This weekend, Tampa Bay Rays pitchers and catchers finally reported. Things were interesting right down to the wire as the Jose Lobaton trade for Nate Karns and the recent signing of Erik Bedard added two more interesting arms, and now everything is set to begin. The Rays enter spring training with their strongest team in years, and Rays fans should be excited about the team’s prospects in 2014. Here are four reasons I’m particularly looking forward to the 2014 Rays season.
1. A full year from Wil Myers: Myers’ performance in 2013 showed enormous promise. There were some at bats where he’d swing wildly at balls in the dirt and didn’t swing at right down the middle. Over time, however, he just kept getting better. By the end of the season he was just behind Ben Zobrist for the highest on-base percentage among Rays regulars, hit 13 homers, drove in 53 runs, and won the AL Rookie of the Year award. I wrote earlier how Myers’ rookie year stats were comparable to the rookie years of both Willie Mays and Will Clark. I’m excited to see Myers, with something still to prove, play even better in his first full season in 2014.
2. The Return of David Price: The Rays re-signed Price at the relative bargain of $14 million for the 2014 season–a big number for the Rays but still less than the Yankees gave Japanese star Masashiro Tanaka, who still has not thrown a major league pitch. What excites me about Price is not just his ability, but his leadership. Last season, every starter said how much they appreciated and learned from Price. I will never forget Price, as the Rays’ last pitcher, warming up in the bullpen on short rest during the ninth inning of ALDS Game 4 because the team just might need him. Price’s combination of leadership and pitching skills make him special whether or not he has another Cy Young Award-caliber season.
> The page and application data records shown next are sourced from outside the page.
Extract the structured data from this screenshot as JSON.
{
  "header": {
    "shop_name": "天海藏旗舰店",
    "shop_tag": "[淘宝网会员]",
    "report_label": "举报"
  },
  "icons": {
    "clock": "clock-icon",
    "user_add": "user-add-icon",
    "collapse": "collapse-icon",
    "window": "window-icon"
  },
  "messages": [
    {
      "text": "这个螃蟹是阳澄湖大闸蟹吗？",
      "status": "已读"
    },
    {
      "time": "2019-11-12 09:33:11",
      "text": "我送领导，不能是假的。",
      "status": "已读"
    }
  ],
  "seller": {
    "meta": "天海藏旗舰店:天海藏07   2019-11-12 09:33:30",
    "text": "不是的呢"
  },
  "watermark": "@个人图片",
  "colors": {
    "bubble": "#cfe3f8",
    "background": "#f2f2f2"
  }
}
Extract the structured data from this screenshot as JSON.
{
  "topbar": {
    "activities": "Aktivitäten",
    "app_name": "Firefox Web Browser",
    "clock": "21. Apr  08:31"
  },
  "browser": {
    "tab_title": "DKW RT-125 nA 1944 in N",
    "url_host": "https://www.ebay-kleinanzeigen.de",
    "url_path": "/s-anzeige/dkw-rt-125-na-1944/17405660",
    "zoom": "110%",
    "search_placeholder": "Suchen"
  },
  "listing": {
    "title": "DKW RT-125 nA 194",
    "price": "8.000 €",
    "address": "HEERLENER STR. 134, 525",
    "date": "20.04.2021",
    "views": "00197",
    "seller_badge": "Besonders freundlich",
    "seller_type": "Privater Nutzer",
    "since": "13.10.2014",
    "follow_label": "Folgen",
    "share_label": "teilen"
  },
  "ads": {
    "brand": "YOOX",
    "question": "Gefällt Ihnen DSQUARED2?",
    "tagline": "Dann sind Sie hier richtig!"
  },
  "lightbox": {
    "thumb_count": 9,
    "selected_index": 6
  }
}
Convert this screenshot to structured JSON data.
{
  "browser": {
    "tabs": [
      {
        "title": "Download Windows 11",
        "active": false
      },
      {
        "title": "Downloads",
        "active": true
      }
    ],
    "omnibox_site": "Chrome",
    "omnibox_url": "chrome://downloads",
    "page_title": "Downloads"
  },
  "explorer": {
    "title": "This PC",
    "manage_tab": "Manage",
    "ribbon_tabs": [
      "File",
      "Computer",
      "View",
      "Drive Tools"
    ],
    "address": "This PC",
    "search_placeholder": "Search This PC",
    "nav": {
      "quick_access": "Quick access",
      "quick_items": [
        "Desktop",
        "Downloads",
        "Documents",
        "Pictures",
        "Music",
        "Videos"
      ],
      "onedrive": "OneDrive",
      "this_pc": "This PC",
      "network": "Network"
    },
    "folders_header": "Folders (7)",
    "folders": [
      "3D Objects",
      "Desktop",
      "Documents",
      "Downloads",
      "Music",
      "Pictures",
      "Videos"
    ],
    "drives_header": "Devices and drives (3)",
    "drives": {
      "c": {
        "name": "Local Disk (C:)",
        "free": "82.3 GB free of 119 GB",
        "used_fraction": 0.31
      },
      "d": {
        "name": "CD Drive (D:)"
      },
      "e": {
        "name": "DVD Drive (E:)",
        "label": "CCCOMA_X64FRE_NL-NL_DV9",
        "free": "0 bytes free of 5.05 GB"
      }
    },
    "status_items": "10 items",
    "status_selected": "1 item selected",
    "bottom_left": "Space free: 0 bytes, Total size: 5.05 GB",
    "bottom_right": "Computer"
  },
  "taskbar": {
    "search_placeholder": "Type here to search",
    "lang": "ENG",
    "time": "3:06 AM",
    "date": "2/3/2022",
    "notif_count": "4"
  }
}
3. Defense: My middle school gym teacher posted a sign that I never forgot: “If they never score, you will never lose.” The Rays return every member of their gold-glove finalist infield. They upgraded outfield defense with David DeJesus set for their first full season with the team, and they may improve their defense even more if Kevin Kiermaier earns significant playing time. Adding Ryan Hanigan behind the plate should significantly cut down the number of stolen bases allowed. Bill James once wrote that “much of what we think is pitching is defense.” The Rays’ improved defense should help the pitching staff excel and keep the Rays in almost every game.
4. Depth: The Rays projected starting five of Price, Matt Moore, Alex Cobb, Chris Archer, and Jeremy Hellickson looked to be one of the best in baseball. Then Hellickson recently required elbow surgery that might keep him out until June–and the Rays did not break a sweat knowing how strong their starting depth is. Jake Odorizzi is set to take his place after breaking out in 2013, and he will face competition from a score of talented pitchers: Alex Colome, Enny Romero, and recent acquisitions Matt Andriese, Erik Bedard, and Nate Karns. The Rays’ projected starters are strong, but so are their replacements if the starters falter. In the bullpen, meanwhile, the Rays have as many interesting arms competing for spots as ever with only two of Mark Lowe, Brad Boxberger, Cesar Ramos, Josh Lueke, and Brandon Gomes set to make the big league roster. Finally, the Rays also have infield and outfield depth in the organization that includes Sean Rodriguez, Logan Forsythe, Jayson Nix, and Wilson Betemit to protect them from injuries to position players. The Rays will hope for health, but they will find a way to stay afloat no matter where the inevitable injury takes place.
The Tampa Bay Rays’ payroll is at an all-time high, and it looks to be worth it. With a little luck, the Rays have a great chance to win the AL East and return to the World Series.